This article is part of a series by the Ismaili Nutrition Centre that examines evidence-based studies published in scientific journals, and distills what they mean to our readers.
Whole grains are a great source of fibre, vitamins, minerals, and can help keep you feeling full. Researchers at Tufts and Harvard Universities studied 2 834 people aged 32 – 83, to see if eating whole grains (that have not been refined) are better for us. They published their results in September 2010 issue of the Journal of the American Society of Nutrition.
Those people, who ate three whole grain servings per day, such as whole-wheat bread and wild rice, had an average of 12 per cent less fat beneath their skin and 17 per cent less fat around their organs compared to those who ate very few whole grain foods. People who ate more refined grains, such as pasta and white rice, had more fat both underneath the skin and around their organs.
What this means for you
The process of “refining”, removes some of the healthiest parts of the grain (the bran and the germ). Without these parts the grains have only half the protein and less than half the fibre of their whole grain counterparts. Whole grains include whole wheat, whole oats/oatmeal, whole rye, whole grain corn, brown and wild rice, buckwheat, triticale, barley, bulgur (cracked wheat), and quinoa.
Multigrain and 100 per cent wheat products are not always "whole grain", and those labelled “whole grain” are not always high in fibre. Check the package labels to find higher fibre products. Try eating more whole grain chapattis or roti and seeded breads more often.

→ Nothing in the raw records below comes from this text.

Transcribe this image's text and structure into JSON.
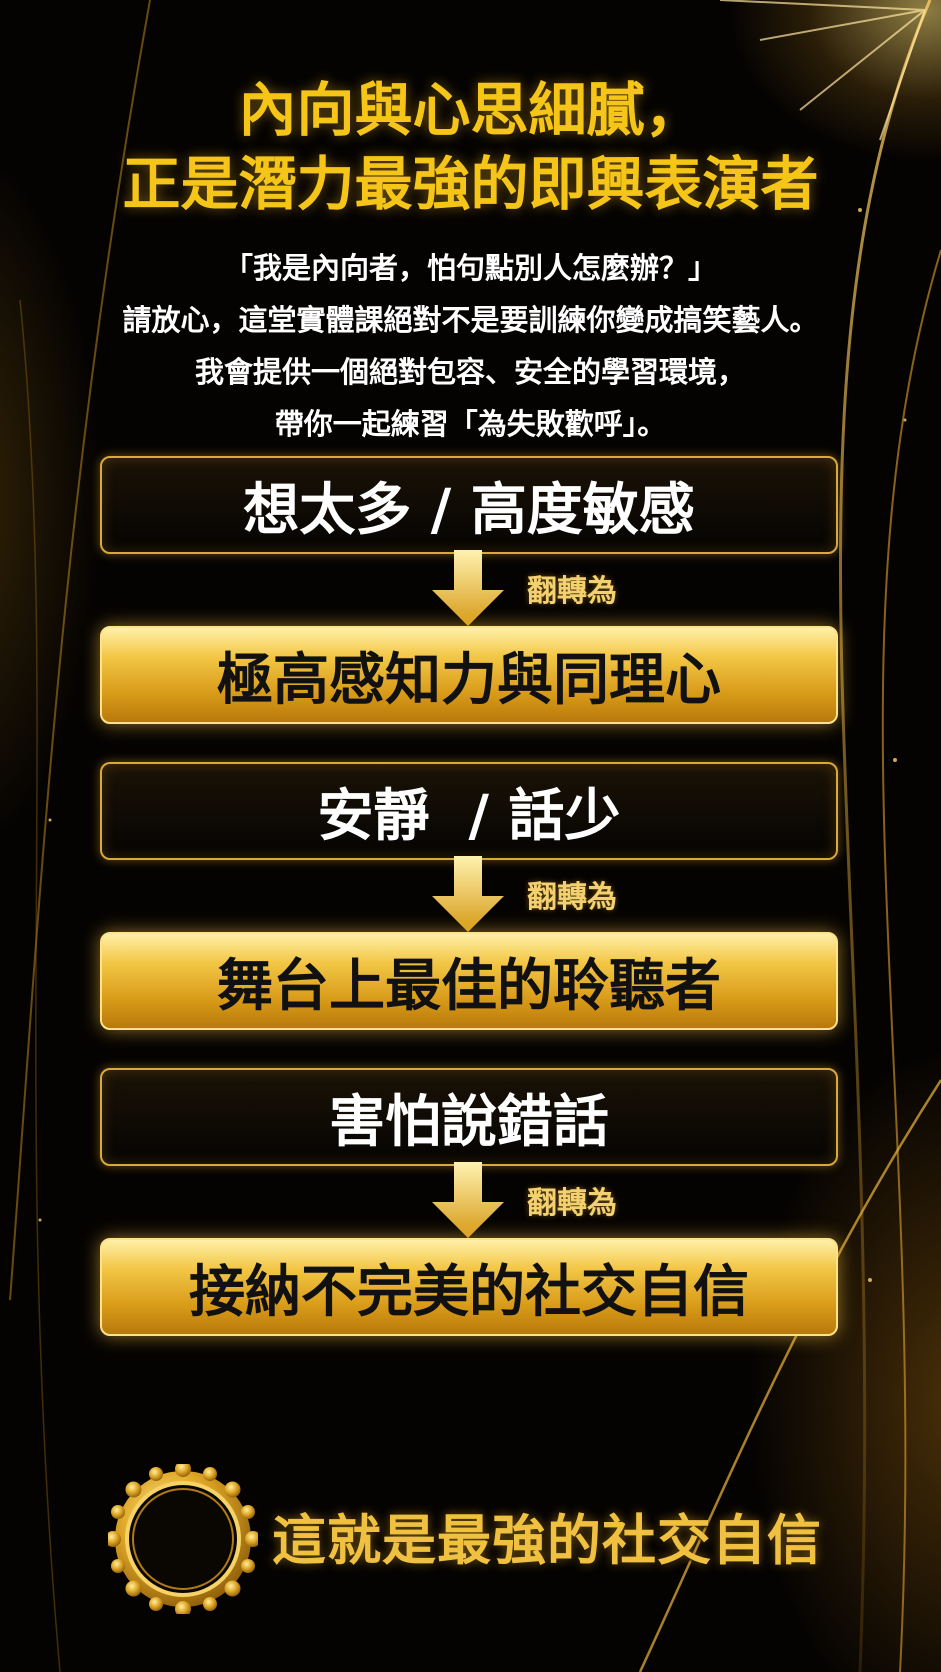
{
  "header": {
    "title_line1": "內向與心思細膩，",
    "title_line2": "正是潛力最強的即興表演者"
  },
  "intro": {
    "line1": "「我是內向者，怕句點別人怎麼辦？」",
    "line2": "請放心，這堂實體課絕對不是要訓練你變成搞笑藝人。",
    "line3": "我會提供一個絕對包容、安全的學習環境，",
    "line4": "帶你一起練習「為失敗歡呼」。"
  },
  "transformations": [
    {
      "from": "想太多 / 高度敏感",
      "flip_label": "翻轉為",
      "to": "極高感知力與同理心"
    },
    {
      "from": "安靜  / 話少",
      "flip_label": "翻轉為",
      "to": "舞台上最佳的聆聽者"
    },
    {
      "from": "害怕說錯話",
      "flip_label": "翻轉為",
      "to": "接納不完美的社交自信"
    }
  ],
  "conclusion": {
    "text": "這就是最強的社交自信"
  },
  "icons": {
    "arrow": "down-arrow-icon",
    "seal": "gold-seal-icon"
  },
  "colors": {
    "gold": "#f5c518",
    "background": "#050302",
    "white": "#ffffff"
  }
}
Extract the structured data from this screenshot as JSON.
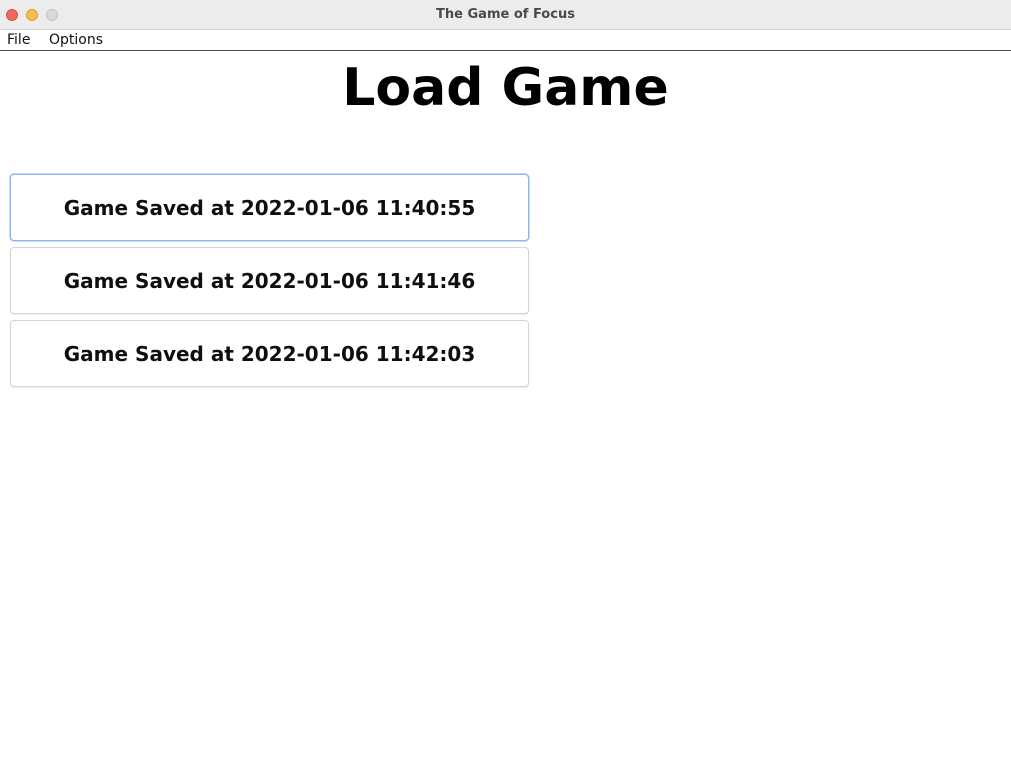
{
  "window": {
    "title": "The Game of Focus"
  },
  "menubar": {
    "items": [
      {
        "label": "File"
      },
      {
        "label": "Options"
      }
    ]
  },
  "main": {
    "heading": "Load Game",
    "saves": [
      {
        "label": "Game Saved at 2022-01-06 11:40:55",
        "focused": true
      },
      {
        "label": "Game Saved at 2022-01-06 11:41:46",
        "focused": false
      },
      {
        "label": "Game Saved at 2022-01-06 11:42:03",
        "focused": false
      }
    ]
  },
  "colors": {
    "close": "#ee6a5e",
    "minimize": "#f5bd4f",
    "maximize": "#d9d9d9",
    "focus_ring": "#8fb6ea"
  }
}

For more information on whole grains, see Make the whole grain a part of your healthy lifestyle, or the Harvard School of Public Health Website.